See what's coming soon! Coming in October »

Jump directly to the content
magcover

Already a subscriber?

Home > Issues > 2005 > Spring > In Search of a Real Friend
Article Preview. Log in or subscribe now.

Calling upstairs in your own house may seem strange, but this arrangement helped maintain boundaries with our good friends. Ron and Rosha were not just neighbors, they lived in the upstairs apartment. And they belonged to the church I pastor.

Just before moving in, Rosha, pregnant, suffered complications requiring home rest. Despite some hesitation at moving again, they both soon felt glad about the new situation. Instead of Rosha being alone all day, I could check on her. Over those tense months, we shared more than a house. We shared many prayers and concerns, which led to the joyful delivery of their first-born son, Rajiv, that fall. Our daughters were soon like sisters to Rajiv.

It was good to have close friends, even if friendships with parishioners are a bit risky.

Soon after I moved to Cincinnati to marry Roger and plant a church, my only other friends in town moved. Ben and Cheryl had introduced Roger and me. Both pastors, Ben and Cheryl were mature friends who also understood the challenges of ministry. When they moved to pastor in another town, my only remaining friends were Roger's colleagues.
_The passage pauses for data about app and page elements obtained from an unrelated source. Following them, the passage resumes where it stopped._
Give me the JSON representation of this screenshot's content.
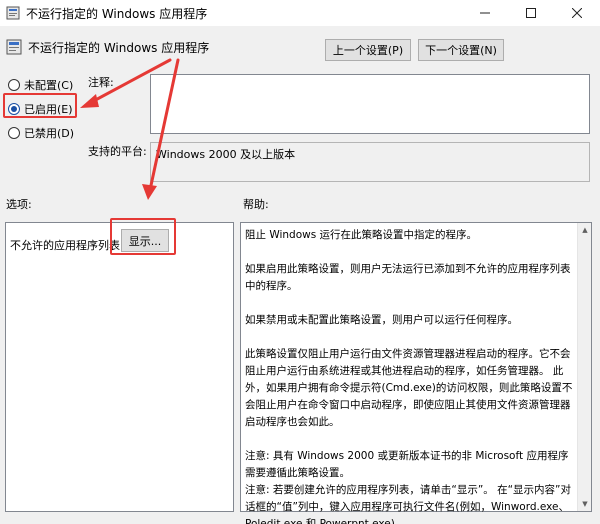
{
  "window": {
    "title": "不运行指定的 Windows 应用程序"
  },
  "header": {
    "title": "不运行指定的 Windows 应用程序"
  },
  "nav": {
    "prev_label": "上一个设置(P)",
    "next_label": "下一个设置(N)"
  },
  "state": {
    "options": [
      {
        "label": "未配置(C)",
        "selected": false
      },
      {
        "label": "已启用(E)",
        "selected": true
      },
      {
        "label": "已禁用(D)",
        "selected": false
      }
    ]
  },
  "comment": {
    "label": "注释:",
    "value": ""
  },
  "platform": {
    "label": "支持的平台:",
    "value": "Windows 2000 及以上版本"
  },
  "options_panel": {
    "label": "选项:",
    "item_label": "不允许的应用程序列表",
    "show_button": "显示..."
  },
  "help_panel": {
    "label": "帮助:",
    "paragraphs": [
      "阻止 Windows 运行在此策略设置中指定的程序。",
      "如果启用此策略设置，则用户无法运行已添加到不允许的应用程序列表中的程序。",
      "如果禁用或未配置此策略设置，则用户可以运行任何程序。",
      "此策略设置仅阻止用户运行由文件资源管理器进程启动的程序。它不会阻止用户运行由系统进程或其他进程启动的程序，如任务管理器。 此外，如果用户拥有命令提示符(Cmd.exe)的访问权限，则此策略设置不会阻止用户在命令窗口中启动程序，即使应阻止其使用文件资源管理器启动程序也会如此。",
      "注意: 具有 Windows 2000 或更新版本证书的非 Microsoft 应用程序需要遵循此策略设置。",
      "注意: 若要创建允许的应用程序列表，请单击“显示”。 在“显示内容”对话框的“值”列中，键入应用程序可执行文件名(例如，Winword.exe、Poledit.exe 和 Powerpnt.exe)。"
    ]
  },
  "annotation_color": "#e53935"
}
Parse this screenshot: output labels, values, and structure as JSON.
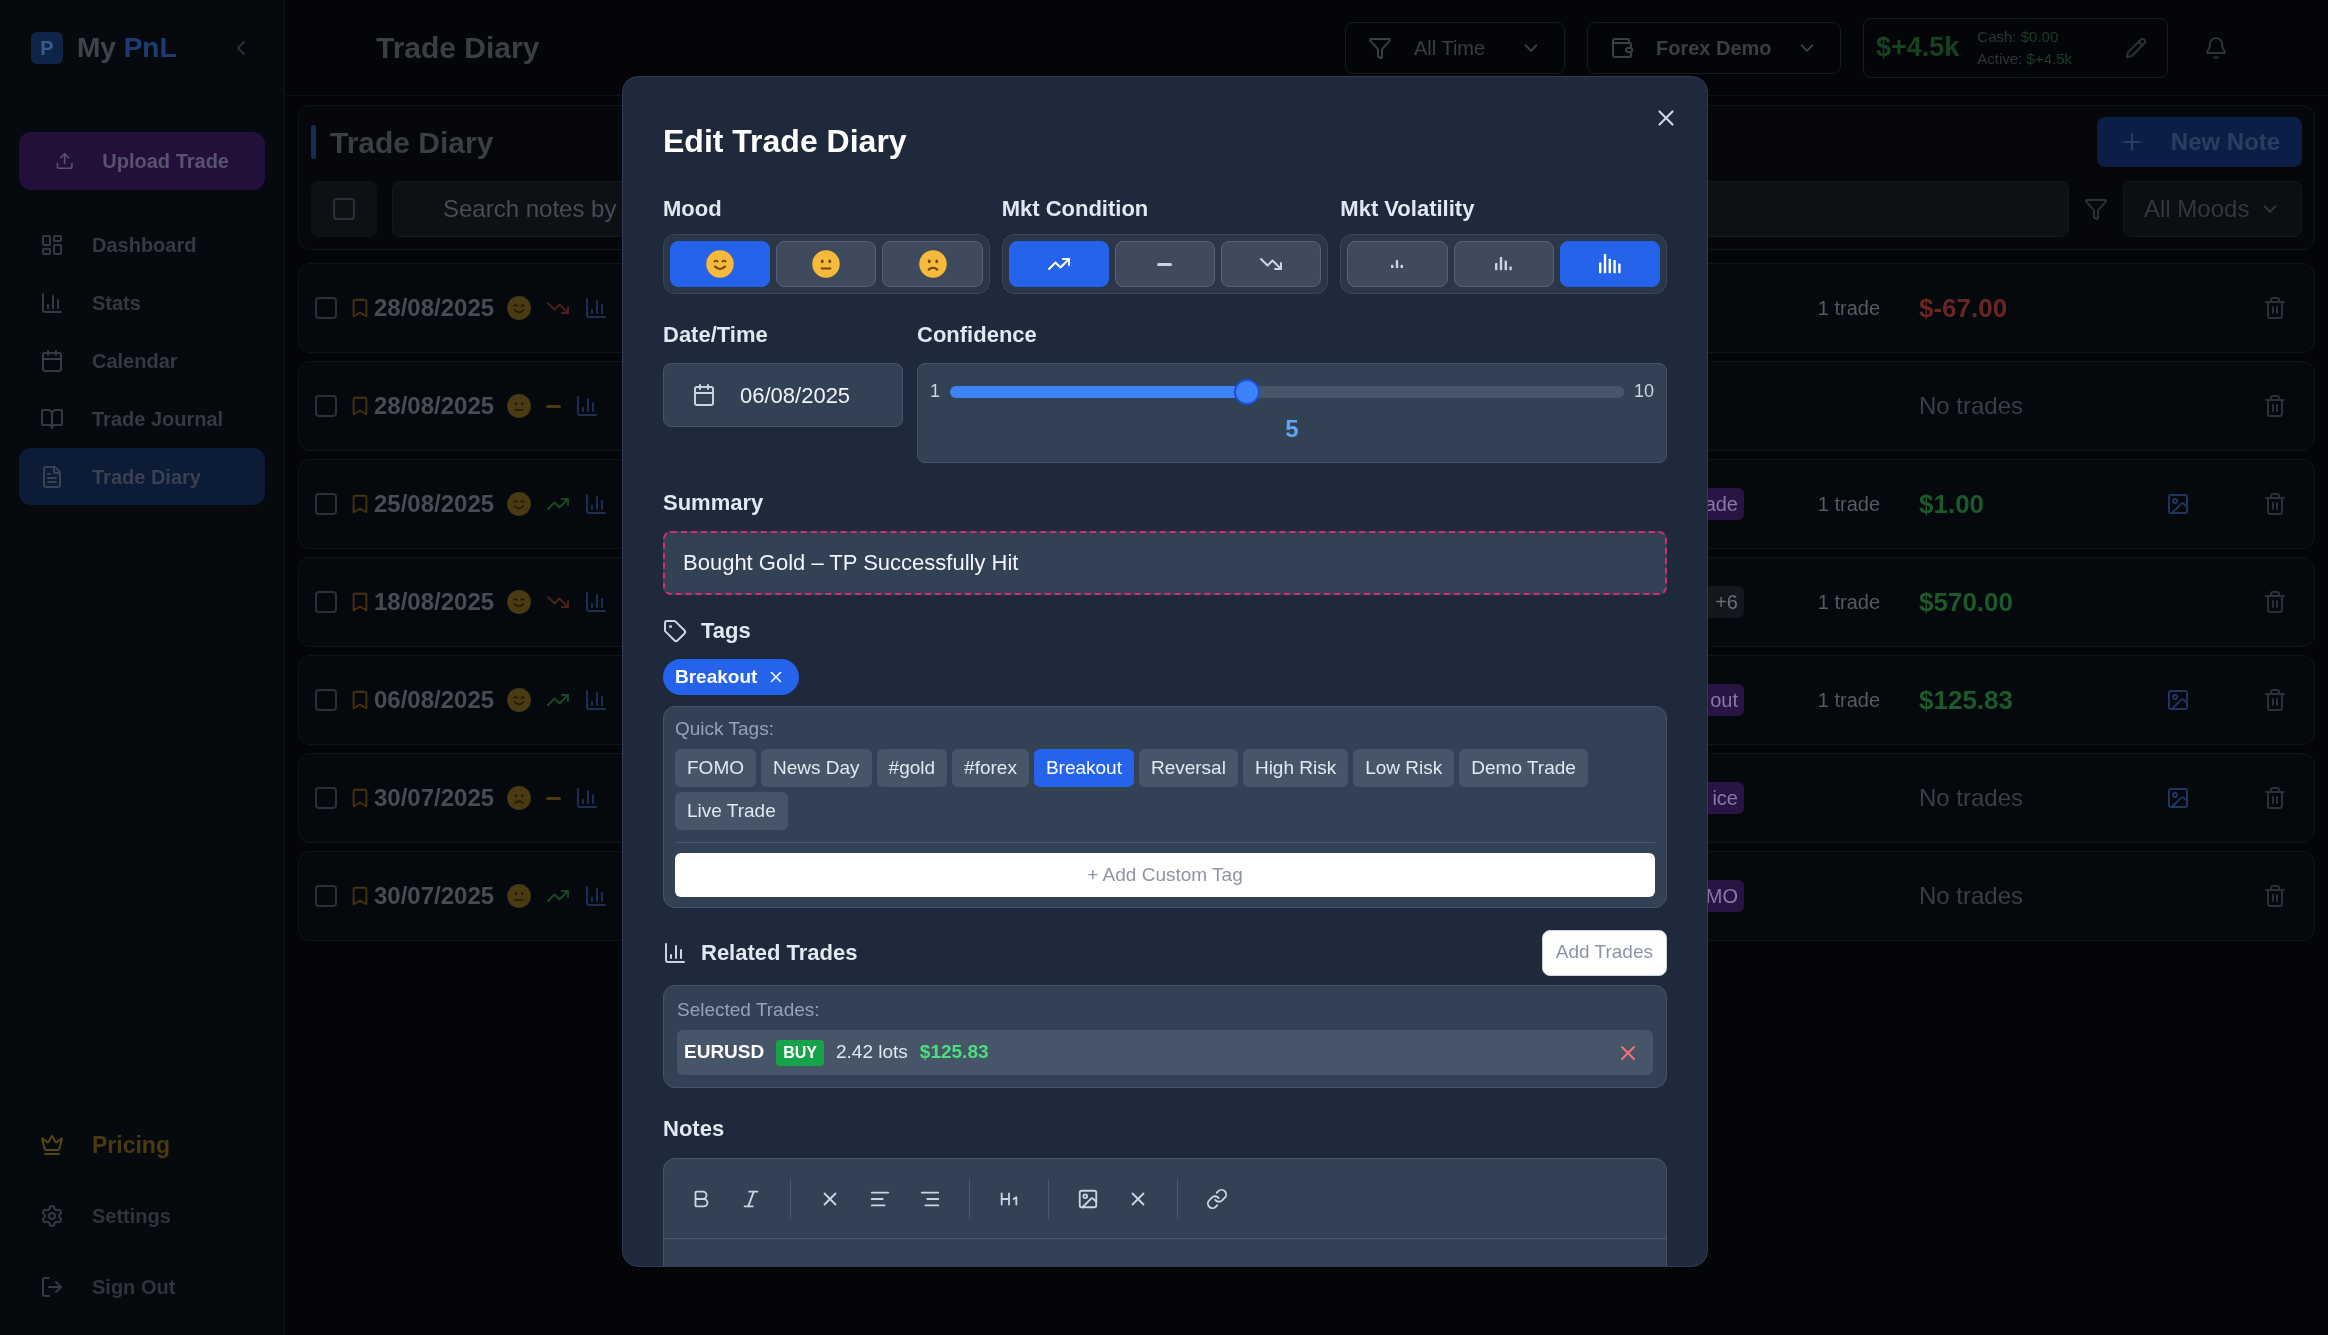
{
  "sidebar": {
    "logo": {
      "mark": "P",
      "first": "My",
      "second": "PnL"
    },
    "upload_button": "Upload Trade",
    "nav": [
      {
        "label": "Dashboard",
        "kind": "dashboard",
        "selected": false
      },
      {
        "label": "Stats",
        "kind": "stats",
        "selected": false
      },
      {
        "label": "Calendar",
        "kind": "calendar",
        "selected": false
      },
      {
        "label": "Trade Journal",
        "kind": "journal",
        "selected": false
      },
      {
        "label": "Trade Diary",
        "kind": "diary",
        "selected": true
      }
    ],
    "footer": [
      {
        "label": "Pricing",
        "kind": "pricing"
      },
      {
        "label": "Settings",
        "kind": "settings"
      },
      {
        "label": "Sign Out",
        "kind": "signout"
      }
    ]
  },
  "top_bar": {
    "title": "Trade Diary",
    "period": "All Time",
    "account": "Forex Demo",
    "pnl": "$+4.5k",
    "cash_label": "Cash:",
    "cash_value": "$0.00",
    "active_label": "Active:",
    "active_value": "$+4.5k"
  },
  "diary": {
    "title": "Trade Diary",
    "new_note": "New Note",
    "select_all_checked": false,
    "search_placeholder": "Search notes by",
    "mood_filter": "All Moods",
    "entries": [
      {
        "checked": false,
        "date": "28/08/2025",
        "mood": {
          "kind": "happy"
        },
        "trend": {
          "kind": "down"
        },
        "trades": "1 trade",
        "result": {
          "text": "$-67.00",
          "kind": "loss"
        },
        "has_image": false
      },
      {
        "checked": false,
        "date": "28/08/2025",
        "mood": {
          "kind": "neutral"
        },
        "trend": {
          "kind": "flat"
        },
        "result": {
          "text": "No trades",
          "kind": "empty"
        },
        "has_image": false
      },
      {
        "checked": false,
        "date": "25/08/2025",
        "mood": {
          "kind": "happy"
        },
        "trend": {
          "kind": "up"
        },
        "tag": {
          "text": "ade",
          "kind": "label"
        },
        "trades": "1 trade",
        "result": {
          "text": "$1.00",
          "kind": "profit"
        },
        "has_image": true
      },
      {
        "checked": false,
        "date": "18/08/2025",
        "mood": {
          "kind": "happy"
        },
        "trend": {
          "kind": "down"
        },
        "tag": {
          "text": "+6",
          "kind": "count"
        },
        "trades": "1 trade",
        "result": {
          "text": "$570.00",
          "kind": "profit"
        },
        "has_image": false
      },
      {
        "checked": false,
        "date": "06/08/2025",
        "mood": {
          "kind": "happy"
        },
        "trend": {
          "kind": "up"
        },
        "tag": {
          "text": "out",
          "kind": "label"
        },
        "trades": "1 trade",
        "result": {
          "text": "$125.83",
          "kind": "profit"
        },
        "has_image": true
      },
      {
        "checked": false,
        "date": "30/07/2025",
        "mood": {
          "kind": "sad"
        },
        "trend": {
          "kind": "flat"
        },
        "tag": {
          "text": "ice",
          "kind": "label"
        },
        "result": {
          "text": "No trades",
          "kind": "empty"
        },
        "has_image": true
      },
      {
        "checked": false,
        "date": "30/07/2025",
        "mood": {
          "kind": "neutral"
        },
        "trend": {
          "kind": "up"
        },
        "tag": {
          "text": "MO",
          "kind": "label"
        },
        "result": {
          "text": "No trades",
          "kind": "empty"
        },
        "has_image": false
      }
    ]
  },
  "modal": {
    "title": "Edit Trade Diary",
    "mood": {
      "label": "Mood",
      "options": [
        {
          "kind": "happy",
          "selected": true
        },
        {
          "kind": "neutral",
          "selected": false
        },
        {
          "kind": "sad",
          "selected": false
        }
      ]
    },
    "market_condition": {
      "label": "Mkt Condition",
      "options": [
        {
          "kind": "up",
          "selected": true
        },
        {
          "kind": "flat",
          "selected": false
        },
        {
          "kind": "down",
          "selected": false
        }
      ]
    },
    "market_volatility": {
      "label": "Mkt Volatility",
      "options": [
        {
          "kind": "low",
          "selected": false
        },
        {
          "kind": "medium",
          "selected": false
        },
        {
          "kind": "high",
          "selected": true
        }
      ]
    },
    "date": {
      "label": "Date/Time",
      "value": "06/08/2025"
    },
    "confidence": {
      "label": "Confidence",
      "min": "1",
      "max": "10",
      "value": "5",
      "level": 0.44
    },
    "summary": {
      "label": "Summary",
      "value": "Bought Gold – TP Successfully Hit"
    },
    "tags": {
      "label": "Tags",
      "chosen": [
        "Breakout"
      ],
      "quick_label": "Quick Tags:",
      "quick": [
        {
          "label": "FOMO",
          "selected": false
        },
        {
          "label": "News Day",
          "selected": false
        },
        {
          "label": "#gold",
          "selected": false
        },
        {
          "label": "#forex",
          "selected": false
        },
        {
          "label": "Breakout",
          "selected": true
        },
        {
          "label": "Reversal",
          "selected": false
        },
        {
          "label": "High Risk",
          "selected": false
        },
        {
          "label": "Low Risk",
          "selected": false
        },
        {
          "label": "Demo Trade",
          "selected": false
        },
        {
          "label": "Live Trade",
          "selected": false
        }
      ],
      "custom_placeholder": "+ Add Custom Tag"
    },
    "related": {
      "label": "Related Trades",
      "add_button": "Add Trades",
      "selected_label": "Selected Trades:",
      "trades": [
        {
          "symbol": "EURUSD",
          "side": "BUY",
          "lots": "2.42 lots",
          "pnl": "$125.83"
        }
      ]
    },
    "notes": {
      "label": "Notes",
      "toolbar": [
        {
          "kind": "bold"
        },
        {
          "kind": "italic"
        },
        {
          "kind": "divider"
        },
        {
          "kind": "clear"
        },
        {
          "kind": "align-left"
        },
        {
          "kind": "align-right"
        },
        {
          "kind": "divider"
        },
        {
          "kind": "heading"
        },
        {
          "kind": "divider"
        },
        {
          "kind": "image"
        },
        {
          "kind": "clear"
        },
        {
          "kind": "divider"
        },
        {
          "kind": "link"
        }
      ]
    }
  }
}
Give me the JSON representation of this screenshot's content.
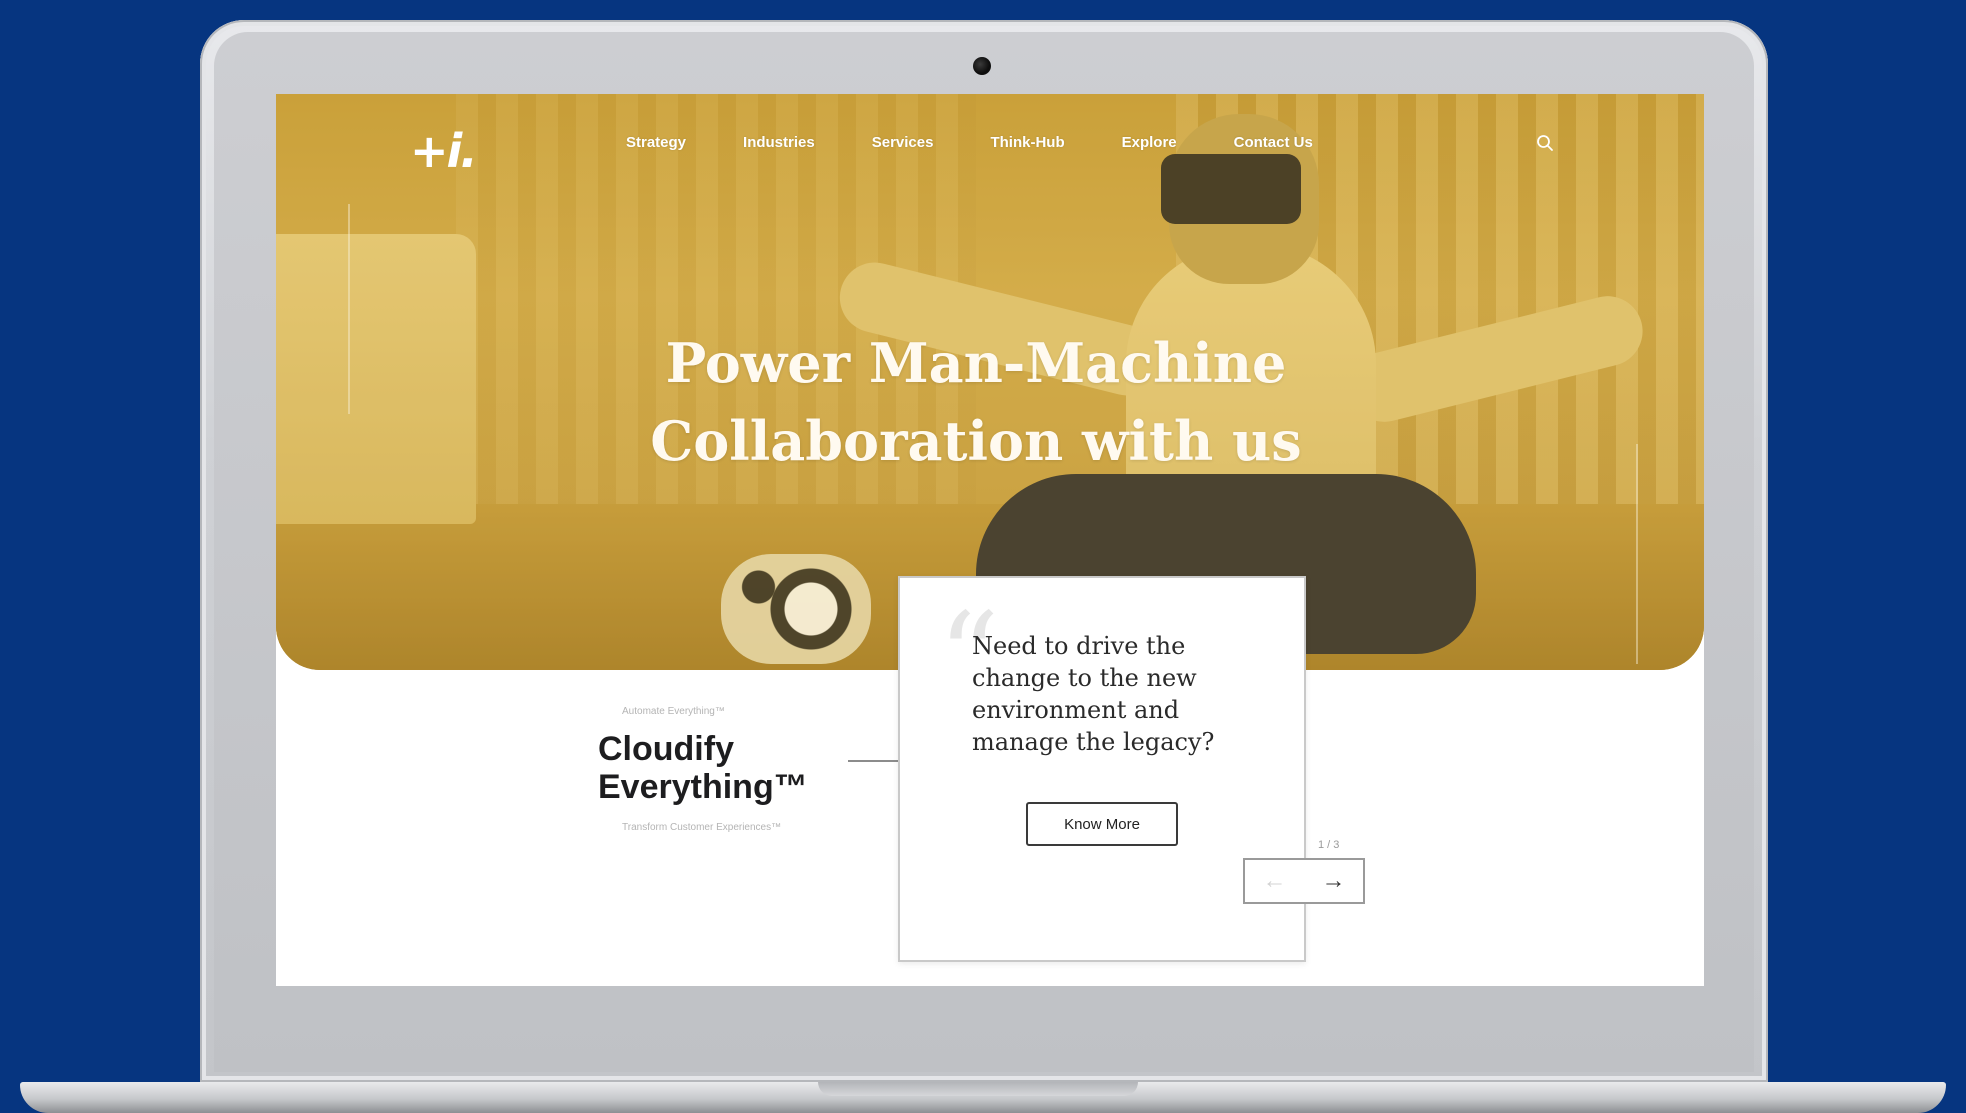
{
  "nav": {
    "logo": "+i.",
    "items": [
      {
        "label": "Strategy"
      },
      {
        "label": "Industries"
      },
      {
        "label": "Services"
      },
      {
        "label": "Think-Hub"
      },
      {
        "label": "Explore"
      },
      {
        "label": "Contact Us"
      }
    ],
    "search_icon": "search-icon"
  },
  "hero": {
    "title": "Power Man-Machine Collaboration with us"
  },
  "section": {
    "tagline_top": "Automate Everything™",
    "heading": "Cloudify\nEverything™",
    "tagline_bottom": "Transform Customer Experiences™"
  },
  "quote_card": {
    "text": "Need to drive the change to the new environment and manage the legacy?",
    "button_label": "Know More"
  },
  "pager": {
    "count": "1 / 3",
    "prev_icon": "arrow-left-icon",
    "next_icon": "arrow-right-icon"
  },
  "colors": {
    "background": "#063580",
    "hero_tint": "#c9a24a",
    "text_dark": "#1d1d1f"
  }
}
Missing Ben and Cheryl, I wondered, Do we look to our congregation for friends? One early attempt was with Anna.

When Anna and her husband, Kent, moved to our neighborhood, I rejoiced at the prospect of a friend. We shared a similar stage in life and began to spend time together. But soon, I felt we were struggling in our relationship. I asked Anna if we could talk about it.

"Anna," I confessed, "you're my best friend." I felt vulnerable baring my heart.

"Kathy, I don't know if I can be friends with a pastor," Anna admitted. "I feel intimidated, like I can't measure up." Yet as we talked, Anna also criticized me for some faults I had been honest enough to reveal. She said I was "too good" to be friends with, yet I didn't measure up to what she thought a pastor should be.

This paradox characterizes what many pastors experience. People in our churches feel a barrier to befriending us. This problem, of course, exists in other professions, especially for those in leadership. Chris Argyris, in Overcoming Organizational Defenses (Prentice Hall, 1990), writes, "Loneliness at the top is a product of a reciprocal isolating dynamic of aloofness between subordinates and the executive."

Leaders of companies struggle with this dynamic. Yet if they don't have friends at work, church provides an outlet. Pastors have an added tension. For pastors, the workplace and church family are intertwined.

What is the answer? How do we meet our human need for friendship in the complex atmosphere of our ministry?

Friends who pastor me

After a painful situation had erupted at our church, a professor at Asbury Theological Seminary wrote me a letter. She had invited other women from my denomination to meet for a retreat prior to a minister's conference. When I showed my husband her letter, he asked with a smile, "Are you going to meet every week?" He knew the intensity of my need for just ...

log in

To view the rest of this article, you must be a subscriber to LeadershipJournal.net. Activate your online account for complete access.

Katherine Callahan-Howell is pastor at Winton Community Free Methodist Church in Cincinnati, Ohio.

From Issue:Bridging Barriers, Spring 2005 | Posted: April 1, 2005

Also in this Issue: Spring 2005

A Mad Multi-gen Strategy that Works, DudeSubscriber Access Only

Bring generations together and reduce 20-something dropout.

Attacked by a MonsterSubscriber Access Only

Depression hit me by surprise, and help came despite my foolish reactions.

Up Against a WallSubscriber Access Only

We were working well together to reach our changing neighborhood—until the cornerstone story came out. Did we have a future without repenting of our past?

3 Fibs and a Truth About SexSubscriber Access Only

Help for married pastors when talking to single adults.

Not a Subscriber?

Subscribe Today!

  • Monthly issues on web and iPad
  • Web exclusives and archives on Leadership Journal.net
  • Quarterly print issues

Print subscriber? Activate your online account for complete access.

Join the Conversation

Average User Rating: Not rated

No comments

Use your Leadership Journal login to easily comment and rate this article.
Not part of the community? Subscribe, or on public pages, register for a free account.
Reader's Pick
The Prayer-Centered Church

The Prayer-Centered ChurchSubscriber Access Only

What it takes to lead a prayerful community.
Sister Sites
Discipling in a Digital AgeBuilding Church Leaders

Discipling in a Digital Age